Where to see dinosaurs in Maryland


Dinosaur enthusiasts are rejoicing over the discovery of a “bone bed” in Laurel, Maryland. A “bone bed” forms when bones of different types are concentrated in a geological layer.

Prince George's County is home to Dinosaur Park, where visitors can participate in community excavations to search for fossils of Astrodon johnstoni – Maryland's state dinosaur. The first fossils were also discovered here. You won't see a lifelike animatronic T-Rex dinosaur, but you'll certainly appreciate the skeletons and fossils.

Dinosaur Park

Maryland dino fans looking for an authentic dinosaur experience should visit Laurel for this fossil site, which contains pre-Cretaceous fossils dating back to the early Cretaceous period. Established by M-NCPCC Park and offers educational experiences such as community excavations with park staff.

In 2014, fossils were discovered here almost by accident. After a worker accidentally chipped away at a stone using heavy machinery, excavations uncovered an archaeological artifact of one of Earth's giant carnivores: Acrocanthosaurus Rex was almost twice its size! It later turned out that it was a tibia bone of the Acrocanthosaurus.

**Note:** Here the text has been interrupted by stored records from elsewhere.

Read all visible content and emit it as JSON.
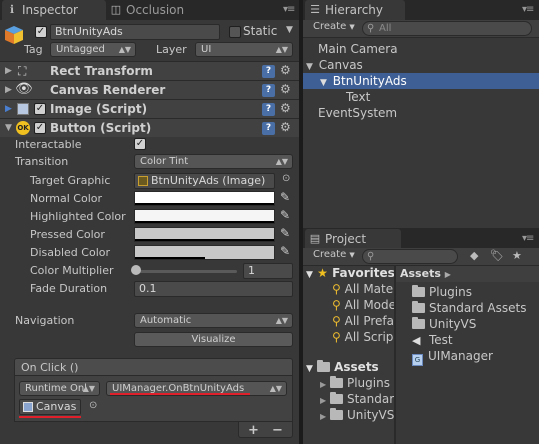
{
  "inspector": {
    "tabs": [
      {
        "label": "Inspector",
        "icon": "info-icon"
      },
      {
        "label": "Occlusion",
        "icon": "occlusion-icon"
      }
    ],
    "object": {
      "name": "BtnUnityAds",
      "active": true,
      "static_label": "Static",
      "tag_label": "Tag",
      "tag_value": "Untagged",
      "layer_label": "Layer",
      "layer_value": "UI"
    },
    "components": [
      {
        "title": "Rect Transform",
        "icon": "rect-transform-icon"
      },
      {
        "title": "Canvas Renderer",
        "icon": "eye-icon"
      },
      {
        "title": "Image (Script)",
        "icon": "script-icon",
        "enabled": true
      },
      {
        "title": "Button (Script)",
        "icon": "ok-icon",
        "enabled": true,
        "icon_text": "OK"
      }
    ],
    "button": {
      "interactable_label": "Interactable",
      "interactable": true,
      "transition_label": "Transition",
      "transition_value": "Color Tint",
      "target_graphic_label": "Target Graphic",
      "target_graphic_value": "BtnUnityAds (Image)",
      "normal_color_label": "Normal Color",
      "highlighted_color_label": "Highlighted Color",
      "pressed_color_label": "Pressed Color",
      "disabled_color_label": "Disabled Color",
      "color_multiplier_label": "Color Multiplier",
      "color_multiplier_value": "1",
      "fade_duration_label": "Fade Duration",
      "fade_duration_value": "0.1",
      "navigation_label": "Navigation",
      "navigation_value": "Automatic",
      "visualize_label": "Visualize",
      "normal_color": "#ffffff",
      "highlighted_color": "#f5f5f5",
      "pressed_color": "#c8c8c8",
      "disabled_color": "#c8c8c8"
    },
    "onclick": {
      "header": "On Click ()",
      "runtime_value": "Runtime Onl",
      "function_value": "UIManager.OnBtnUnityAds",
      "object_value": "Canvas",
      "add_label": "+",
      "remove_label": "−"
    }
  },
  "hierarchy": {
    "tab_label": "Hierarchy",
    "create_label": "Create",
    "search_placeholder": "All",
    "items": [
      {
        "label": "Main Camera"
      },
      {
        "label": "Canvas"
      },
      {
        "label": "BtnUnityAds"
      },
      {
        "label": "Text"
      },
      {
        "label": "EventSystem"
      }
    ]
  },
  "project": {
    "tab_label": "Project",
    "create_label": "Create",
    "favorites": {
      "label": "Favorites",
      "items": [
        "All Mate",
        "All Mode",
        "All Prefa",
        "All Scrip"
      ]
    },
    "assets_tree": {
      "label": "Assets",
      "items": [
        "Plugins",
        "Standar",
        "UnityVS"
      ]
    },
    "breadcrumb": "Assets",
    "assets_list": [
      {
        "label": "Plugins",
        "icon": "folder-icon"
      },
      {
        "label": "Standard Assets",
        "icon": "folder-icon"
      },
      {
        "label": "UnityVS",
        "icon": "folder-icon"
      },
      {
        "label": "Test",
        "icon": "unity-scene-icon"
      },
      {
        "label": "UIManager",
        "icon": "csharp-script-icon"
      }
    ]
  },
  "colors": {
    "selection": "#3e5f96",
    "annotation_red": "#e0202a",
    "panel_bg": "#383838"
  }
}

Paleontologists who study dinosaurs will therefore find this park particularly significant. Scientists have dubbed it a dinosaur “bone bed,” the first such site since 1887 and, according to a paleontologist, the most complete dinosaur site east of the Rocky Mountains.

National port

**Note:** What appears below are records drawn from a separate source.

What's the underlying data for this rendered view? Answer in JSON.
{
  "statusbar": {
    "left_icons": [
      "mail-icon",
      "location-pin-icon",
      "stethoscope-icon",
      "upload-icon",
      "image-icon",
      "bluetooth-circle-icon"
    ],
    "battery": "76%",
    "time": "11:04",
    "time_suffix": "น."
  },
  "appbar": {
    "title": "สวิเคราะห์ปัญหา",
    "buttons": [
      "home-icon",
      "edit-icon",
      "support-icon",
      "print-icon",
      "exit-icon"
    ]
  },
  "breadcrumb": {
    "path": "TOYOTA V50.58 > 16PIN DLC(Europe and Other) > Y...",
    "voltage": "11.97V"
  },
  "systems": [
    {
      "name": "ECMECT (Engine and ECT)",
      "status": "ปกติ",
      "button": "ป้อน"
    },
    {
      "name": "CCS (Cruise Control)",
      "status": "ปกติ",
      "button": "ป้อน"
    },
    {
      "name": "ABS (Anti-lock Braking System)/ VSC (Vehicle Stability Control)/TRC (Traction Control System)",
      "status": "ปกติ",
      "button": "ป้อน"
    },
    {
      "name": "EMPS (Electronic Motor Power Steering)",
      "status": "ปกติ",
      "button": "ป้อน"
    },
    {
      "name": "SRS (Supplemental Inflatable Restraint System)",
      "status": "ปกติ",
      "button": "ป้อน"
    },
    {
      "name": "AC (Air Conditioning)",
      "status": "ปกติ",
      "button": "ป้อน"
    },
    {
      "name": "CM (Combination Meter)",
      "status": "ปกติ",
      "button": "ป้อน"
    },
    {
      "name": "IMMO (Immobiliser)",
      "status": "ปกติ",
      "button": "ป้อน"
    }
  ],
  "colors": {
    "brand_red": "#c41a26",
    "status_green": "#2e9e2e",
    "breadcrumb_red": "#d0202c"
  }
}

Discover your inner paleontologist at this outdoor park and fossil site! It has an extraordinary deposit of Early Cretaceous fossils dating back 115 million years – perfect for unleashing your inner paleontologist! Join scientists as they dig for dinosaur bones in community digs held on the first and third Saturday of each month!

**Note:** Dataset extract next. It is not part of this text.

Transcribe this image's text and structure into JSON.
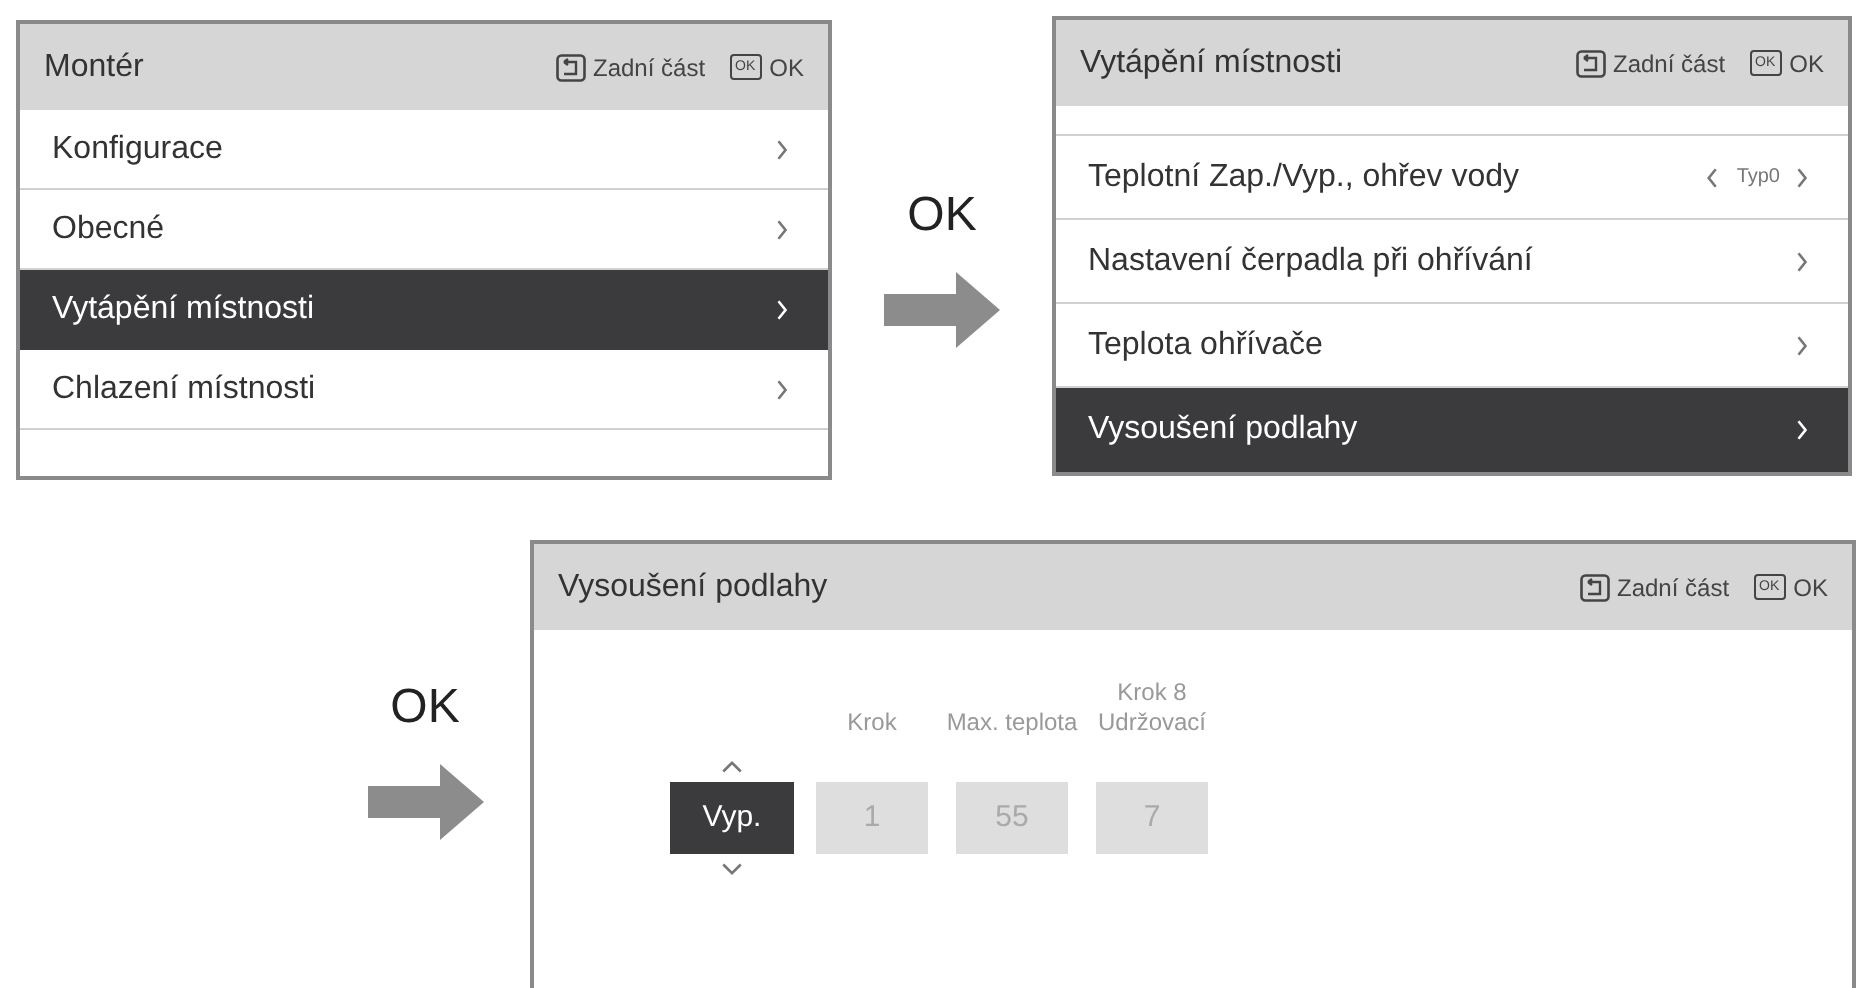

Paleontologists have discovered some spectacular dinosaur bones at this location in Laurel. So much so that the site was elevated into what is known as a “bed of bones.” A “bone bed” forms when large amounts of one or more dinosaur species are concentrated in a geological layer.

This site was discovered by chance when workers operating excavation equipment there accidentally chipped off part of a small theropod skeleton, later found to be the skeleton of Astrodon johnstoni, Maryland's state dinosaur (Astrodon means star tooth). Based on its tooth structure, Astrodon was likely a herbivorous sauropod, similar to Tyrannosaurus Rex, which likely fed on carnivorous sauropods such as Tyrannosaurus Rex.

The Maryland Science Center

Visitors to this museum can learn about dinosaurs and other animals while taking part in physics demonstrations such as Bernoulli fans and inertial tables.

The Maryland Science Center is an ideal destination for exploring science, technology and human culture. Popular exhibits at this attraction include Dinosaur Mysteries, Cells: The Universe Inside Us, and SpaceLink.

Dinosaur Mysteries features more than 150 dinosaur models, including scale replicas of Maryland's state dinosaurs Astrodon and Acrocanthosaurus, on display for visitors of all ages to experience how scientists examine fossils. The exhibition offers children and adults alike the opportunity to gain insights into this topic.

Paleontologists at Laurel's Dinosaur Park recently unearthed what paleontologists call a “bone bed.” Such finds are rare, and this is the first in Maryland since 1887. It likely formed from ancient water canals that brought bones to what is now the Maryland Laurel region; This makes the site an invaluable find for paleontologists.